Intergenerational Management Succession: Specificities of the Portuguese Family Business


  • Ana Paula Marques Department of Sociology, University of Minho, Interdisciplinary Centre of Social Sciences (CICS.NOVA/ UMinho Pole), Portugal
  • Ana Isabel Couto School of Economics and Management, University of Porto (FEP), Institute of Sociology of the University of Porto (IS-UP), Centre of Social and Organisational Studies of Porto Polytechnic, Portugal


North of Portugal, family business, Professionalisation, Intergenerational Succession
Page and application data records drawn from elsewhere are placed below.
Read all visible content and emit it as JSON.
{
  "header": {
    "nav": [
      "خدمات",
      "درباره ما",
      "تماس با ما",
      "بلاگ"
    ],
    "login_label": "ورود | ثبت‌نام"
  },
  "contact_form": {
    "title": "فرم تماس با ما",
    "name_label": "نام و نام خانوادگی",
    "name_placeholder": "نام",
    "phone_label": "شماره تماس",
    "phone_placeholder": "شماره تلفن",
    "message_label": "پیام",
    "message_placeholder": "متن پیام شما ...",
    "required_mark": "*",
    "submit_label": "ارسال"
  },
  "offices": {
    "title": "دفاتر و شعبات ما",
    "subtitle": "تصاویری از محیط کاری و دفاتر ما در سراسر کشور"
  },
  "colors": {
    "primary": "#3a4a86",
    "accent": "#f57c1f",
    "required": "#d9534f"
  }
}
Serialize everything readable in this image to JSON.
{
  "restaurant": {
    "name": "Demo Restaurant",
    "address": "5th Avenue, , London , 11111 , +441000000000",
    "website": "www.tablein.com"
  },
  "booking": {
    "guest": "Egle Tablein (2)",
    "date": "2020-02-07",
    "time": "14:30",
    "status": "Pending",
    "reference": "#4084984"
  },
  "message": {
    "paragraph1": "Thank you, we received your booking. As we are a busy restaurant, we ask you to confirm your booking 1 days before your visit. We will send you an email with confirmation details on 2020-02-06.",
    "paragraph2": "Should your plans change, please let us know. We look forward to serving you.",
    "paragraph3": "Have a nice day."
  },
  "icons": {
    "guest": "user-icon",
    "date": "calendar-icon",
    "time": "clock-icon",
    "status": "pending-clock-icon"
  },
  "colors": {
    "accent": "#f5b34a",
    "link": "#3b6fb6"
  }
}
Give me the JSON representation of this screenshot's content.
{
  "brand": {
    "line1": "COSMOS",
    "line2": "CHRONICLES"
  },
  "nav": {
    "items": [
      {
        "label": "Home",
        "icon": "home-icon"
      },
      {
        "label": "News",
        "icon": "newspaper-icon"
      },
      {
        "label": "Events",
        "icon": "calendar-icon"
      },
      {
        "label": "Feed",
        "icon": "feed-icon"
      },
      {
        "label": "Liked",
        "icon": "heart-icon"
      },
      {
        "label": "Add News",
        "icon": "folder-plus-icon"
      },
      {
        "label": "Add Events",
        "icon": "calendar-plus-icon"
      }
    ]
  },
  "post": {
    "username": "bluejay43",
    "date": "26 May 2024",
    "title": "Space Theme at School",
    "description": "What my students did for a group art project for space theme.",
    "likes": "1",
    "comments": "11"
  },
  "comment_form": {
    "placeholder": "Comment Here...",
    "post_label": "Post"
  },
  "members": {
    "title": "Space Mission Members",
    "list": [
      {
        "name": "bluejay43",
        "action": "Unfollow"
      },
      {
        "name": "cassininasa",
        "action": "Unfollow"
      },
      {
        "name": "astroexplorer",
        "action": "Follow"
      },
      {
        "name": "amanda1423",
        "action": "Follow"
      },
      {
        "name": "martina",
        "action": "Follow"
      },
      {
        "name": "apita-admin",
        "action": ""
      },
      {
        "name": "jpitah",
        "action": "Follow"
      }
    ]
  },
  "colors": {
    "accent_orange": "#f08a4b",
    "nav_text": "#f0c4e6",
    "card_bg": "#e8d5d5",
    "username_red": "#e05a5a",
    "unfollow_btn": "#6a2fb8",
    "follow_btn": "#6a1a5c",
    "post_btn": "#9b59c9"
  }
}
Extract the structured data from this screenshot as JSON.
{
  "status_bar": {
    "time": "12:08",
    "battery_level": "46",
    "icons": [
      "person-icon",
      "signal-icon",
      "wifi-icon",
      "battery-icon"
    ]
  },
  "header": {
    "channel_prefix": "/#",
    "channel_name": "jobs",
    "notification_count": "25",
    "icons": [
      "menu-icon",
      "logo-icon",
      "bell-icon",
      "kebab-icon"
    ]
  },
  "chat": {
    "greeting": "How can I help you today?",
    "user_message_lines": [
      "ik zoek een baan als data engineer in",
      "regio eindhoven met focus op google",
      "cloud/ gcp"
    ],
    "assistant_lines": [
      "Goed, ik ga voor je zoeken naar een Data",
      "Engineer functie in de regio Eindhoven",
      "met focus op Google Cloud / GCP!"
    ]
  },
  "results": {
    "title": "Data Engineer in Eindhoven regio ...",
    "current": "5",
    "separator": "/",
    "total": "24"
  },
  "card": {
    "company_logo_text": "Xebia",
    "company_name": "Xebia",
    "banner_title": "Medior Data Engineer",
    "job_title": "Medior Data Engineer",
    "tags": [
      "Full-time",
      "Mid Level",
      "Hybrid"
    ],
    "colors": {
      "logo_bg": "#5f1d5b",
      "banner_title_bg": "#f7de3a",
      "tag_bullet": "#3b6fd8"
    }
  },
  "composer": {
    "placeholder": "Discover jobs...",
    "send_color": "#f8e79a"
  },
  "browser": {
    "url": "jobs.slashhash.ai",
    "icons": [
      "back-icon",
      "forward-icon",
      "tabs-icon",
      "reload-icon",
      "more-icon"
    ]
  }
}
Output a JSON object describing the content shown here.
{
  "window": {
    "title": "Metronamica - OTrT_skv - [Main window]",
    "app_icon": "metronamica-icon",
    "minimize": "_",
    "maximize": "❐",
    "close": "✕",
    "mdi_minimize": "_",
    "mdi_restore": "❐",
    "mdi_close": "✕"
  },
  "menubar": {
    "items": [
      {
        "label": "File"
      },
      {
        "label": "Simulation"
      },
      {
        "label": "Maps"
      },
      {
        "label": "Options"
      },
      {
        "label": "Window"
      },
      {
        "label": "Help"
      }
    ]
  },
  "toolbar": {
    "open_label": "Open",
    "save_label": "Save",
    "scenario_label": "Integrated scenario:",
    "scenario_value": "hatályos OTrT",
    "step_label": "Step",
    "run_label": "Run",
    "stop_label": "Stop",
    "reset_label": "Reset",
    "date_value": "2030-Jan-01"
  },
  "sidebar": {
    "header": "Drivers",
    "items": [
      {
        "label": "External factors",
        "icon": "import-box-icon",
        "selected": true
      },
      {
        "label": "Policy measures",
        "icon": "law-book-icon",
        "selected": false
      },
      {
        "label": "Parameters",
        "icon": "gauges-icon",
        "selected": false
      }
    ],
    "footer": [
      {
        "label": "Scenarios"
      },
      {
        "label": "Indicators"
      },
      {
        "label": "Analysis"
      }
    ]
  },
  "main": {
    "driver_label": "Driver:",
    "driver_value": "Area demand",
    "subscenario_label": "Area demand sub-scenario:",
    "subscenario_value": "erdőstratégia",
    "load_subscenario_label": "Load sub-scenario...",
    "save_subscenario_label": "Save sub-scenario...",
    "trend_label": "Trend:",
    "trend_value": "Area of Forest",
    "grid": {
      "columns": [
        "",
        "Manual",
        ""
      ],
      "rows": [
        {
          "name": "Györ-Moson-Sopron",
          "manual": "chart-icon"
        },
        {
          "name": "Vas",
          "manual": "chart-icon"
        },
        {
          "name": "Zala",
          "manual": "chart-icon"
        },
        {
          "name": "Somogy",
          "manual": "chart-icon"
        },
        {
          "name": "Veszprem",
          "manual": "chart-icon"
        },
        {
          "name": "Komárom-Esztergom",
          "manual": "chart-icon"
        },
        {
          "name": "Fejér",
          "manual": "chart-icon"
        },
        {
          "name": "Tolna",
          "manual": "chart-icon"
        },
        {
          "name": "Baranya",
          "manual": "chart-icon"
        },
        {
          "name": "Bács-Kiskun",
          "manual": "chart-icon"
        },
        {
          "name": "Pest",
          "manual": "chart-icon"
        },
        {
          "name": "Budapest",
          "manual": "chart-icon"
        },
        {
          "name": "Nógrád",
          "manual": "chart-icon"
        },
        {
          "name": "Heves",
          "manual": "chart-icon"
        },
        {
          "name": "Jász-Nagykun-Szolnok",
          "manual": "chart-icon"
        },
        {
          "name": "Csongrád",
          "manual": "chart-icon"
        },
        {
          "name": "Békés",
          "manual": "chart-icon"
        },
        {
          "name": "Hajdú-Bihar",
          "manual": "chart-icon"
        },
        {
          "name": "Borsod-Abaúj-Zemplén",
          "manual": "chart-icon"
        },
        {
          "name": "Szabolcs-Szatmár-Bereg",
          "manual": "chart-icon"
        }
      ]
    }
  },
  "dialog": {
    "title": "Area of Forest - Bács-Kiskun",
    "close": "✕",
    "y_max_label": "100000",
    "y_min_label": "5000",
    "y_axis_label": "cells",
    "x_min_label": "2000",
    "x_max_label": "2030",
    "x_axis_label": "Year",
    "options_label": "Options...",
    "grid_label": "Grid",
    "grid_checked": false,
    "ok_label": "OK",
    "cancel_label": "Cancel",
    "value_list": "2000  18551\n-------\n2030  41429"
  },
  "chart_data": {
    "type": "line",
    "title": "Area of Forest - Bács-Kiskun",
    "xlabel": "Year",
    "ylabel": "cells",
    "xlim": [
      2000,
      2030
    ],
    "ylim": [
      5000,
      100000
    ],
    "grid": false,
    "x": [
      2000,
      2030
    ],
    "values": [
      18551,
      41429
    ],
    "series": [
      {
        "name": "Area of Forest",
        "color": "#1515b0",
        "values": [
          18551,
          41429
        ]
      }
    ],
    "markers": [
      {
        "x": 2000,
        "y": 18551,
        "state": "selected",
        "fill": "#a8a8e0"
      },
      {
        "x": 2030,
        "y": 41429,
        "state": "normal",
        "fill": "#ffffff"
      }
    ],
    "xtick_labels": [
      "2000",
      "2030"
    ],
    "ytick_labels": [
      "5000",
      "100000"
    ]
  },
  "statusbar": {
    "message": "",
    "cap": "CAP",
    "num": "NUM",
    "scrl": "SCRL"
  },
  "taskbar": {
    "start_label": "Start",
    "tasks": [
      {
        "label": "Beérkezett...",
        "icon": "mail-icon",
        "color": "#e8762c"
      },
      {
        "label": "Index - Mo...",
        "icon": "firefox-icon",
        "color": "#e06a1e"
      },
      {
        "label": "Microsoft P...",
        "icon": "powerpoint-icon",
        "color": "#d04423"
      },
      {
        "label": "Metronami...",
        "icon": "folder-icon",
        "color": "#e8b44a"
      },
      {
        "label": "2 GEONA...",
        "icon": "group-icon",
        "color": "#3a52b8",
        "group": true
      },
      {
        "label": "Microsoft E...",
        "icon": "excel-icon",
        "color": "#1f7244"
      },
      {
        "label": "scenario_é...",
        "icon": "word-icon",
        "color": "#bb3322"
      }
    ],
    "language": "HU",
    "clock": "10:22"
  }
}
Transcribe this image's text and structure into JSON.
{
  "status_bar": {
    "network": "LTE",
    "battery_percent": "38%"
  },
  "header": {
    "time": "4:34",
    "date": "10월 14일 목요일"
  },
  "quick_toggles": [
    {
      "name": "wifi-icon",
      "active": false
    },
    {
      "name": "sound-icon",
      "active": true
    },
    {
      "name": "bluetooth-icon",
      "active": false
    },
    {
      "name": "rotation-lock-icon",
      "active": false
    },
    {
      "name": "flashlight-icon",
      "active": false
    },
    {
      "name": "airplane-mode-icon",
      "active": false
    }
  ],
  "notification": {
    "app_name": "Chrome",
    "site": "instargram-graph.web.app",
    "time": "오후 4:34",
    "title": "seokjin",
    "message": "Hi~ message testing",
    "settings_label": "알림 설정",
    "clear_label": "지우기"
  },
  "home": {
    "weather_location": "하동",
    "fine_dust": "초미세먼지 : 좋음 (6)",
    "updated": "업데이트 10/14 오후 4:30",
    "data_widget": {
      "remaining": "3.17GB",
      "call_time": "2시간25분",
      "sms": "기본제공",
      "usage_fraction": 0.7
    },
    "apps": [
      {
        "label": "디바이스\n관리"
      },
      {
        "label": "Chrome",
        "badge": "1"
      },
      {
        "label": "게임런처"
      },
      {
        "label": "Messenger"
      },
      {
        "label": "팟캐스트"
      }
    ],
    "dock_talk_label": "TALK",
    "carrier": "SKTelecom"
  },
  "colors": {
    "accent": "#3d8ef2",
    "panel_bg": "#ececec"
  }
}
Family firms are considered the world’s most predominant form of business organisation. Notwithstanding the fact that there is a lack of consensus with regards to their definition, on recognise that family firms are different from non-family businesses due to their specific relations at three levels, namely ownership, business and family. It would appear that the family influences, shapes and conditions both the firm and its continuity, mainly through the intergenerational management succession, its planning and effectiveness. According to a recent research focused on the entrepreneurial succession in Portugal (AEP, 2011), 50 percent of family businesses are not passed on to the second generation, and only 20 percent reach the third generation. Also, taking into account the main results from the project “Roadmap for Portuguese Family Businesses” (NORTE2020/FEDER), the empirical findings have proved that the business succession planning has been identified as one of the most challenging steps in the life of the family firm, which demands for appropriate analysis. In fact, resistance to succession, relationship founder/ successor, planning of succession, type of organisational culture, among others, explain how executive succession is one of the most important and hardest tasks in organisational life. In this article, we aim to discuss the main management challenges of a family business, particularly the importance of succession preparation and the role of the family in the socialisation of the second (third or subsequent) generation. Based on an online survey (N 1148) and on in-depth interviews conducted to founder/ manager/ owner (N 23), we will seek to point out major challenges faced by the Portuguese family business, as far as this matter is concerned.




How to Cite

Intergenerational Management Succession: Specificities of the Portuguese Family Business. (2023). European Journal of Marketing and Economics, 6(2), 147-165.